Forgery is not defined in the statute. Forgery is generally defined as 'the false making or materially altering, with intent to defraud, of any writing, which, if genuine, might apparently be of legal efficacy, or the foundation of legal liability'. 37 C.J.S. Forgery 1, quoted in Hubsch v. United States, 5 Cir., 1958, 256 F.2d 820, 823. It has been held that 'forged' and 'falsely made' as used in the statute are 'homogeneous, partaking of each other * * * synonymously construed to describe a spurious or fictitious making as distinguished from a false or fraudulent statement'. Marteney v. United States, 10 Cir., 1954, 216 F.2d 760, 763.
In Hubsch this Court stated negatively:
'We do not hold that if a person assumes a fictitious name as an alias, and it neither appears that the name assumed was a factor in procuring credit upon the instrument signed with the fictitious name nor that the alias was previously assumed for a dishonest purpose, the signing of the alias or assumed name would be a forgery.' 256 F.2d at pages 823-824.
We went on to lay down the positive rule controlling there and here:
'However, where a person not only takes an assumed name but uses that name to designate a fictional person with characteristics, personality and a semblance of identity, the use of the fictitious name as an instrument of fraud in the impersonation of the fictional person is as much a forgery as though the fictional character was real.' 256 F.2d at page 824.
The evidence shows, within the positive rule set forth in Hubsch, that Edge, with intent to defraud, created a fictional personality under the name of 'R. E. Spaine'. The check was cashed after Edge's second stay at the hotel. On both occasions when Edge was at the hotel he spoke with the manager, Mr. Holladay, representing that he was 'R. E. Spaine' of Washington, D.C. Edge told Mr. Holladay that he (R. E. Spaine) had been in Florida with his children and had spent some time at Daytona Beach with his family. The manager's testimony leaves no doubt that he cashed the check because of his reliance upon the reality, the genuineness, the integrity of the fictional 'Spaine'. When questioned as to why he cashed the check without 'any identification such as an American Express Card', Mr. Holladay testified:
'Q. Do you recall how long uou talked with Mr. Edge, Sir? A. 'I don't recall the exact number of minutes, Sir. We had a conversation.
'Q. Do you recall what the conversation was about? A. Yes, Sir.
'Q. What was it? A. In fact, if I may put this in, that's one reason why, you say, Mr. Edge-- now, of course, you said Mr. Edge. I don't know him as Mr. Edge Sir. I talked to a Mr. Spaine, who is the gentleman seated there at your table.

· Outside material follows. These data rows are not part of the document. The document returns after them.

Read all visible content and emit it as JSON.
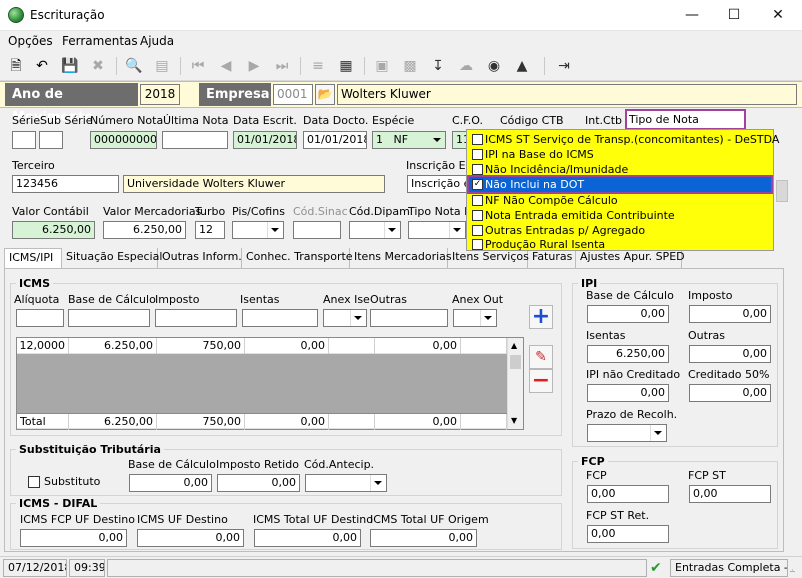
{
  "window": {
    "title": "Escrituração"
  },
  "menu": [
    "Opções",
    "Ferramentas",
    "Ajuda"
  ],
  "header": {
    "ano_label": "Ano de Movimento",
    "ano": "2018",
    "empresa_label": "Empresa",
    "empresa_codigo": "0001",
    "empresa_nome": "Wolters Kluwer"
  },
  "row1": {
    "serie_lbl": "Série",
    "subserie_lbl": "Sub Série",
    "numero_lbl": "Número Nota",
    "numero": "0000000002",
    "ultima_lbl": "Última Nota",
    "data_escrit_lbl": "Data Escrit.",
    "data_escrit": "01/01/2018",
    "data_docto_lbl": "Data Docto.",
    "data_docto": "01/01/2018",
    "especie_lbl": "Espécie",
    "especie_cod": "1",
    "especie": "NF",
    "cfo_lbl": "C.F.O.",
    "cfo": "11",
    "codigo_ctb_lbl": "Código CTB",
    "int_ctb_lbl": "Int.Ctb",
    "tipo_nota_lbl": "Tipo de Nota Associada"
  },
  "row2": {
    "terceiro_lbl": "Terceiro",
    "terceiro_cod": "123456",
    "terceiro_nome": "Universidade Wolters Kluwer",
    "inscricao_lbl": "Inscrição Est",
    "inscricao": "Inscrição e"
  },
  "row3": {
    "valor_contabil_lbl": "Valor Contábil",
    "valor_contabil": "6.250,00",
    "valor_merc_lbl": "Valor Mercadorias",
    "valor_merc": "6.250,00",
    "turbo_lbl": "Turbo",
    "turbo": "12",
    "pis_lbl": "Pis/Cofins",
    "sinac_lbl": "Cód.Sinac",
    "dipam_lbl": "Cód.Dipam",
    "tipo_nota_is_lbl": "Tipo Nota IS"
  },
  "dropdown": {
    "items": [
      {
        "label": "ICMS ST Serviço de Transp.(concomitantes) - DeSTDA",
        "checked": false
      },
      {
        "label": "IPI na Base do ICMS",
        "checked": false
      },
      {
        "label": "Não Incidência/Imunidade",
        "checked": false
      },
      {
        "label": "Não Inclui na DOT",
        "checked": true
      },
      {
        "label": "NF Não Compõe Cálculo",
        "checked": false
      },
      {
        "label": "Nota Entrada emitida Contribuinte",
        "checked": false
      },
      {
        "label": "Outras Entradas p/ Agregado",
        "checked": false
      },
      {
        "label": "Produção Rural Isenta",
        "checked": false
      }
    ]
  },
  "tabs": [
    "ICMS/IPI",
    "Situação Especial",
    "Outras Inform.",
    "Conhec. Transporte",
    "Itens Mercadorias",
    "Itens Serviços",
    "Faturas",
    "Ajustes Apur. SPED"
  ],
  "icms": {
    "title": "ICMS",
    "aliquota": "Alíquota",
    "base": "Base de Cálculo",
    "imposto": "Imposto",
    "isentas": "Isentas",
    "anex_ise": "Anex Ise",
    "outras": "Outras",
    "anex_out": "Anex Out",
    "row": [
      "12,0000",
      "6.250,00",
      "750,00",
      "0,00",
      "0,00"
    ],
    "total_lbl": "Total",
    "total": [
      "6.250,00",
      "750,00",
      "0,00",
      "0,00"
    ]
  },
  "st": {
    "title": "Substituição Tributária",
    "substituto": "Substituto",
    "base_lbl": "Base de Cálculo",
    "base": "0,00",
    "retido_lbl": "Imposto Retido",
    "retido": "0,00",
    "antecip_lbl": "Cód.Antecip."
  },
  "difal": {
    "title": "ICMS - DIFAL",
    "fcp_lbl": "ICMS FCP UF Destino",
    "fcp": "0,00",
    "uf_dest_lbl": "ICMS UF Destino",
    "uf_dest": "0,00",
    "total_dest_lbl": "ICMS Total UF Destino",
    "total_dest": "0,00",
    "total_orig_lbl": "ICMS Total UF Origem",
    "total_orig": "0,00"
  },
  "ipi": {
    "title": "IPI",
    "base_lbl": "Base de Cálculo",
    "base": "0,00",
    "imposto_lbl": "Imposto",
    "imposto": "0,00",
    "isentas_lbl": "Isentas",
    "isentas": "6.250,00",
    "outras_lbl": "Outras",
    "outras": "0,00",
    "nao_cred_lbl": "IPI não Creditado",
    "nao_cred": "0,00",
    "cred50_lbl": "Creditado 50%",
    "cred50": "0,00",
    "prazo_lbl": "Prazo de Recolh."
  },
  "fcp": {
    "title": "FCP",
    "fcp_lbl": "FCP",
    "fcp": "0,00",
    "fcpst_lbl": "FCP ST",
    "fcpst": "0,00",
    "fcpret_lbl": "FCP ST Ret.",
    "fcpret": "0,00"
  },
  "status": {
    "date": "07/12/2018",
    "time": "09:39",
    "mode": "Entradas Completa - P"
  }
}
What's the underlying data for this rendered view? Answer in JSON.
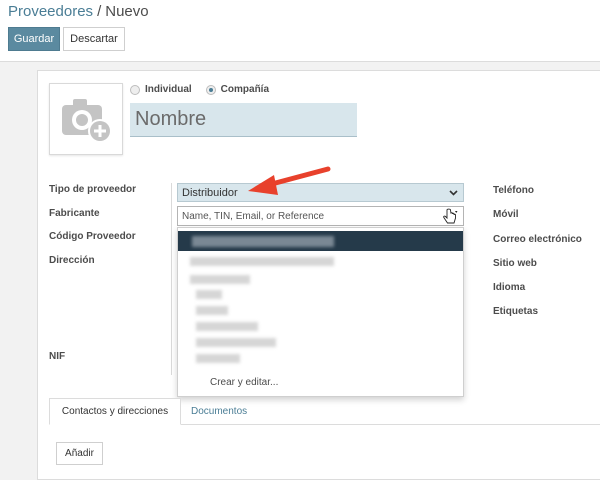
{
  "breadcrumb": {
    "parent": "Proveedores",
    "separator": "/",
    "current": "Nuevo"
  },
  "toolbar": {
    "save_label": "Guardar",
    "discard_label": "Descartar"
  },
  "company_type": {
    "options": [
      "Individual",
      "Compañía"
    ],
    "selected": "Compañía"
  },
  "name": {
    "placeholder": "Nombre"
  },
  "left_fields": {
    "supplier_type_label": "Tipo de proveedor",
    "manufacturer_label": "Fabricante",
    "supplier_code_label": "Código Proveedor",
    "address_label": "Dirección",
    "nif_label": "NIF"
  },
  "supplier_type": {
    "value": "Distribuidor"
  },
  "manufacturer": {
    "placeholder": "Name, TIN, Email, or Reference"
  },
  "dropdown": {
    "create_edit_label": "Crear y editar..."
  },
  "right_fields": {
    "phone_label": "Teléfono",
    "mobile_label": "Móvil",
    "email_label": "Correo electrónico",
    "website_label": "Sitio web",
    "language_label": "Idioma",
    "tags_label": "Etiquetas"
  },
  "tabs": [
    "Contactos y direcciones",
    "Documentos"
  ],
  "add_button_label": "Añadir",
  "colors": {
    "primary": "#5b8aa0",
    "link": "#4a7d95",
    "highlight_field": "#d8e6ec",
    "annotation_arrow": "#e8412c",
    "dropdown_active": "#253a4a"
  }
}
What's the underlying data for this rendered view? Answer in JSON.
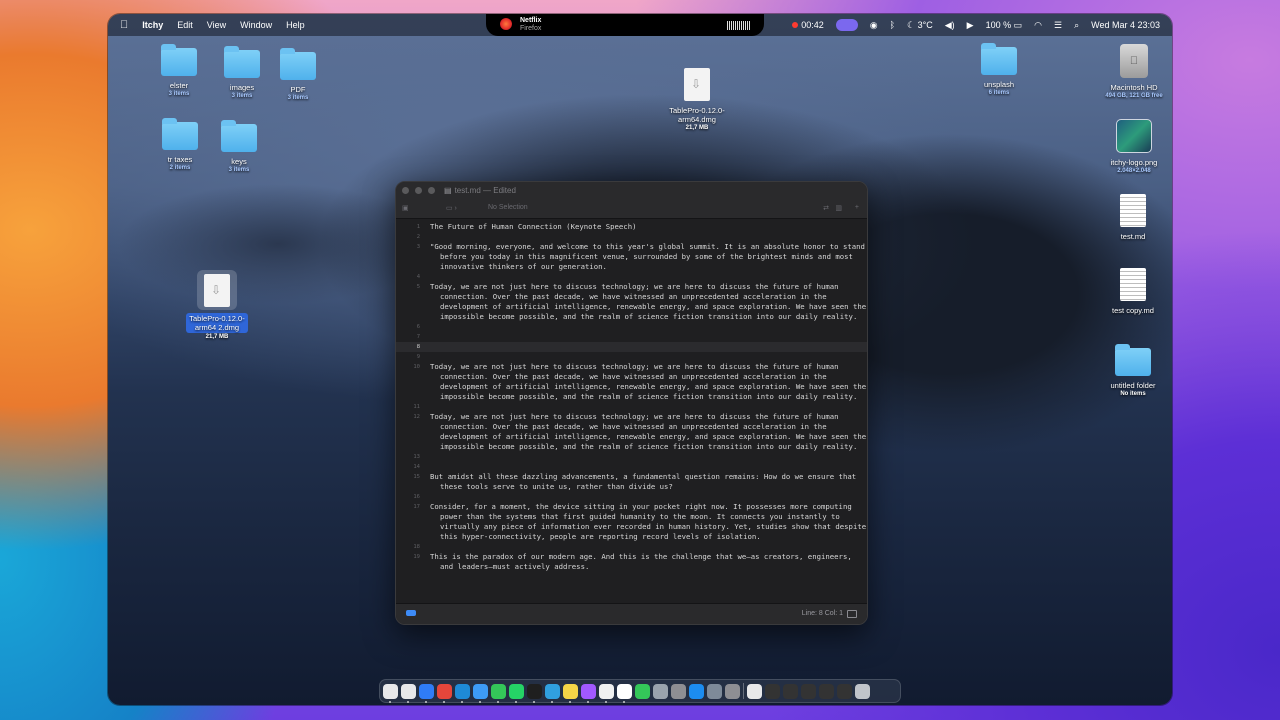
{
  "menubar": {
    "apple": "",
    "app": "Itchy",
    "menus": [
      "Edit",
      "View",
      "Window",
      "Help"
    ],
    "now_playing": {
      "title": "Netflix",
      "source": "Firefox"
    },
    "record_time": "00:42",
    "temperature": "3°C",
    "battery": "100 %",
    "datetime": "Wed Mar 4  23:03"
  },
  "desktop": {
    "folders": [
      {
        "name": "elster",
        "sub": "3 items"
      },
      {
        "name": "images",
        "sub": "3 items"
      },
      {
        "name": "PDF",
        "sub": "3 items"
      },
      {
        "name": "tr taxes",
        "sub": "2 items"
      },
      {
        "name": "keys",
        "sub": "3 items"
      },
      {
        "name": "unsplash",
        "sub": "6 items"
      },
      {
        "name": "untitled folder",
        "sub": "No items"
      }
    ],
    "dmg_top": {
      "name": "TablePro-0.12.0-arm64.dmg",
      "sub": "21,7 MB"
    },
    "dmg_selected": {
      "name_line1": "TablePro-0.12.0-",
      "name_line2": "arm64 2.dmg",
      "sub": "21,7 MB"
    },
    "hdd": {
      "name": "Macintosh HD",
      "sub": "494 GB, 121 GB free"
    },
    "png": {
      "name": "itchy-logo.png",
      "sub": "2.048×2.048"
    },
    "files": [
      {
        "name": "test.md"
      },
      {
        "name": "test copy.md"
      }
    ]
  },
  "editor": {
    "title": "test.md — Edited",
    "toolbar_status": "No Selection",
    "current_line": 8,
    "lines": [
      {
        "n": "1",
        "text": "The Future of Human Connection (Keynote Speech)"
      },
      {
        "n": "2",
        "text": ""
      },
      {
        "n": "3",
        "text": "\"Good morning, everyone, and welcome to this year's global summit. It is an absolute honor to stand before you today in this magnificent venue, surrounded by some of the brightest minds and most innovative thinkers of our generation."
      },
      {
        "n": "4",
        "text": ""
      },
      {
        "n": "5",
        "text": "Today, we are not just here to discuss technology; we are here to discuss the future of human connection. Over the past decade, we have witnessed an unprecedented acceleration in the development of artificial intelligence, renewable energy, and space exploration. We have seen the impossible become possible, and the realm of science fiction transition into our daily reality."
      },
      {
        "n": "6",
        "text": ""
      },
      {
        "n": "7",
        "text": ""
      },
      {
        "n": "8",
        "text": ""
      },
      {
        "n": "9",
        "text": ""
      },
      {
        "n": "10",
        "text": "Today, we are not just here to discuss technology; we are here to discuss the future of human connection. Over the past decade, we have witnessed an unprecedented acceleration in the development of artificial intelligence, renewable energy, and space exploration. We have seen the impossible become possible, and the realm of science fiction transition into our daily reality."
      },
      {
        "n": "11",
        "text": ""
      },
      {
        "n": "12",
        "text": "Today, we are not just here to discuss technology; we are here to discuss the future of human connection. Over the past decade, we have witnessed an unprecedented acceleration in the development of artificial intelligence, renewable energy, and space exploration. We have seen the impossible become possible, and the realm of science fiction transition into our daily reality."
      },
      {
        "n": "13",
        "text": ""
      },
      {
        "n": "14",
        "text": ""
      },
      {
        "n": "15",
        "text": "But amidst all these dazzling advancements, a fundamental question remains: How do we ensure that these tools serve to unite us, rather than divide us?"
      },
      {
        "n": "16",
        "text": ""
      },
      {
        "n": "17",
        "text": "Consider, for a moment, the device sitting in your pocket right now. It possesses more computing power than the systems that first guided humanity to the moon. It connects you instantly to virtually any piece of information ever recorded in human history. Yet, studies show that despite this hyper-connectivity, people are reporting record levels of isolation."
      },
      {
        "n": "18",
        "text": ""
      },
      {
        "n": "19",
        "text": "This is the paradox of our modern age. And this is the challenge that we—as creators, engineers, and leaders—must actively address."
      }
    ],
    "status": "Line: 8  Col: 1"
  },
  "dock": {
    "colors": [
      "#e8e8ea",
      "#e8e8ea",
      "#2f7cf6",
      "#e5463b",
      "#1e8ad6",
      "#3d9bf6",
      "#34c759",
      "#25d366",
      "#1f1f1f",
      "#30a0e0",
      "#f5d547",
      "#a259ff",
      "#f0f0f0",
      "#ffffff",
      "#34c759",
      "#9aa3ad",
      "#8e8e93",
      "#1c8cf0",
      "#7e8a99",
      "#8e8e93",
      "#e8e8ea",
      "#333",
      "#333",
      "#333",
      "#333",
      "#333",
      "#c0c4ca"
    ]
  }
}
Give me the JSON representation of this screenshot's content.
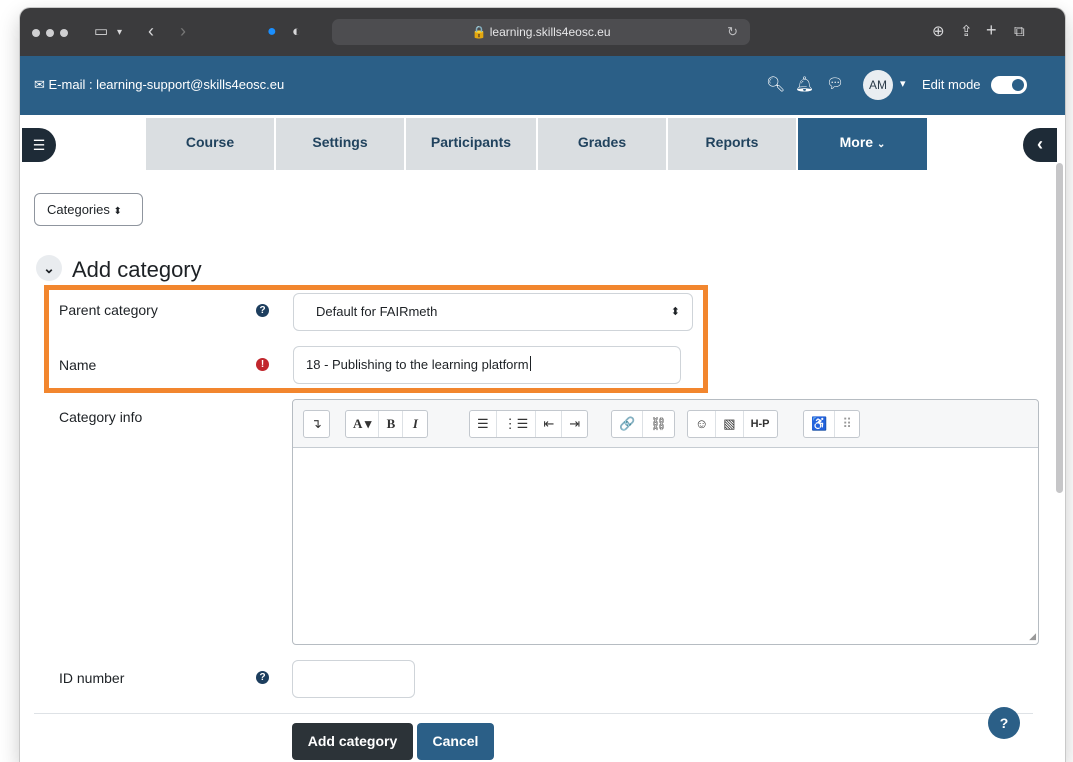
{
  "browser": {
    "url": "learning.skills4eosc.eu"
  },
  "navbar": {
    "support_email": "E-mail : learning-support@skills4eosc.eu",
    "avatar_initials": "AM",
    "edit_mode_label": "Edit mode",
    "edit_mode_on": true
  },
  "tabs": [
    {
      "label": "Course",
      "active": false
    },
    {
      "label": "Settings",
      "active": false
    },
    {
      "label": "Participants",
      "active": false
    },
    {
      "label": "Grades",
      "active": false
    },
    {
      "label": "Reports",
      "active": false
    },
    {
      "label": "More",
      "active": true
    }
  ],
  "page": {
    "categories_select": "Categories",
    "section_title": "Add category"
  },
  "form": {
    "parent_category_label": "Parent category",
    "parent_category_value": "Default for FAIRmeth",
    "name_label": "Name",
    "name_value": "18 - Publishing to the learning platform",
    "category_info_label": "Category info",
    "id_number_label": "ID number",
    "id_number_value": ""
  },
  "editor_toolbar": {
    "groups": [
      [
        "↴"
      ],
      [
        "A ▾",
        "B",
        "I"
      ],
      [
        "☰",
        "⋮☰",
        "⇤",
        "⇥"
      ],
      [
        "🔗",
        "⛓"
      ],
      [
        "☺",
        "▧",
        "H-P"
      ],
      [
        "♿",
        "⠿"
      ]
    ]
  },
  "buttons": {
    "submit": "Add category",
    "cancel": "Cancel",
    "help": "?"
  },
  "colors": {
    "navbar": "#2b5f87",
    "highlight": "#f2862e",
    "primary_button": "#2c3338"
  }
}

I recall the conversation because he had told me he had been down in Florida with his children and had spent some time at Daytona Beach. We stood there at the desk and discussed the matter. It was the second time that he had been in the hotel within a month and we had had conversations on each time. As I said, sir, I knew him as Mr. Spaine.'
On the undisputed evidence before us, unlike the factual situation in the Hubsch case,2 it is clear that the hotel cashed Edge's check in reliance upon the name 'R. E. Spaine' and the reality of the fictional personality attached to that name.
The verdict and judgment were right. The judgment is
'Whoever, with unlawful or fraudulent intent, transports in interstate or foreign commerce any falsely made, forged, altered, or counterfeited securities, knowing the same to have been falsely made. forged, altered, or counterfeited * * * shall be fined not more than $10,000 or imprisoned not more than ten years, or both.' 18 U.S.C.A. 2314